Indeed, even without the hurdle of the reviewable act requirement, and even assuming that the Commission Implementing Decision qualifies as a ‘regulatory act not entailing implementing measures’ for the purposes of Article 263(4) TFEU, the standing of non-privileged applicants to challenge the Decision containing the reference will still be hard to prove. This is because non-privileged applicants still need to prove that the challenged measure is of direct concern to them. This condition will only be met if the measure is capable of directly producing effects on the applicant’s legal situation (see, inter alia, Case C‑486/01 P, Front National). This criterion might especially be hard to fulfil with respect to the so-called Annex III organisations, whose task it is to protect ‘weaker’ interests (such as environmental or consumer interests) in the standardisation process. This conclusion is supported by a recent case of the General Court, in which a claim was brought by a number of environmental organisations against an Implementing Regulation of the Commission. Here, the Court concluded that “no provision of the contested act is directly applicable to the applicants, in the sense that it would confer rights or impose obligations on them. Consequently, the contested act does not affect their legal position, and therefore the condition of direct concern […] is not met” (para 62).

On the whole, the recent shift of the Commission in the practice of publishing the references to harmonised in the L series instead of the C series of the Official Journal can be seen a positive development. It amounts to an official recognition of the legal effects of this publication and of the change of harmonised standards’ position under EU law. At the same time, however, it poses new questions with regard to the procedural and judicial control of standards. While this may necessitate a comitology procedure in the adoption of the Commission Implementing Decision publishing the reference, its qualification as a reviewable act is now quite clear. Yet, significant hurdles still stand in the way of guaranteeing judicial review of harmonised standards.
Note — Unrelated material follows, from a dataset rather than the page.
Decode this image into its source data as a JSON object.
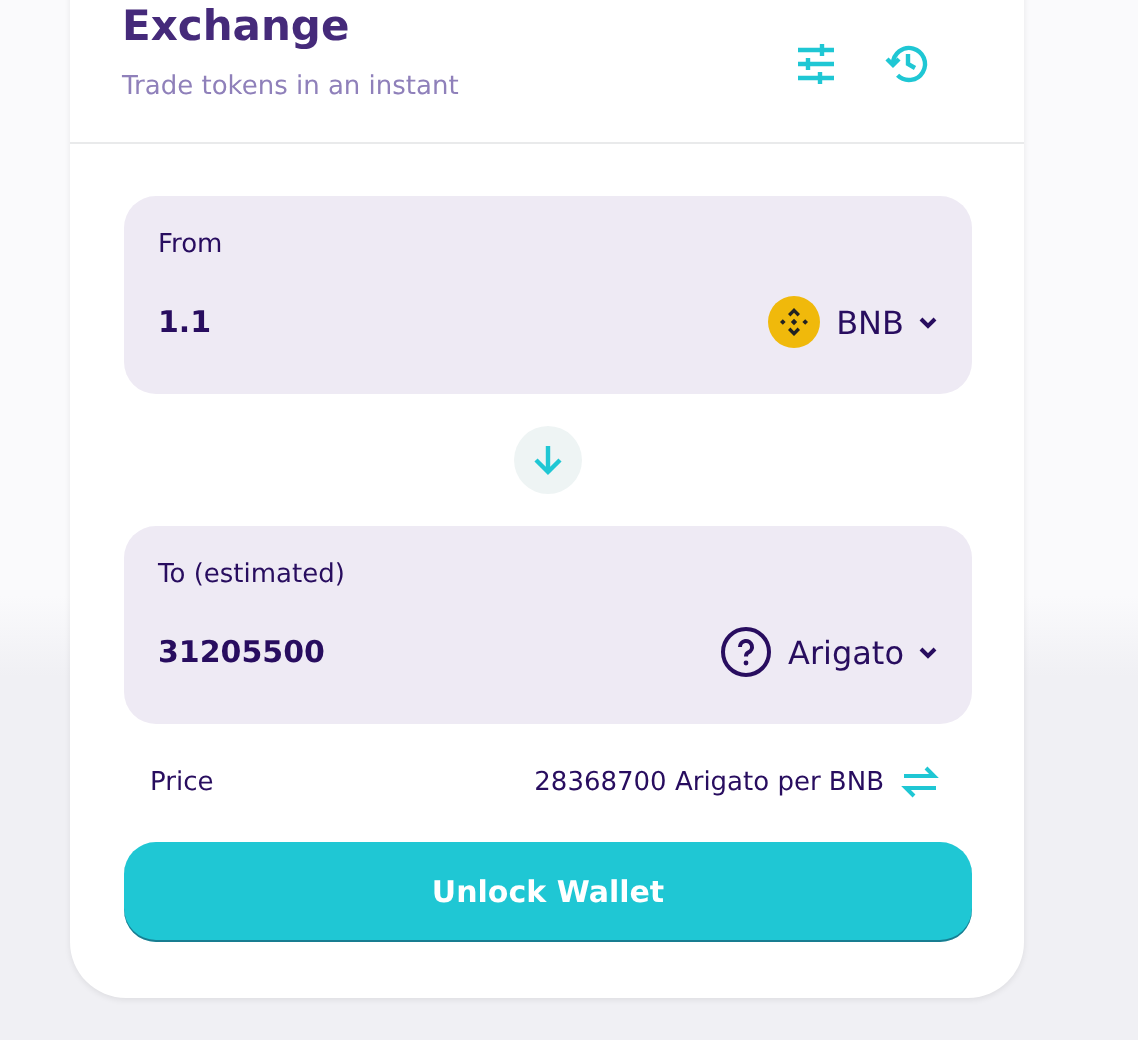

Thus, for now at least, the calls for further judicial protection of individuals and Annex III organisations in relation to European standardisation remain unanswered.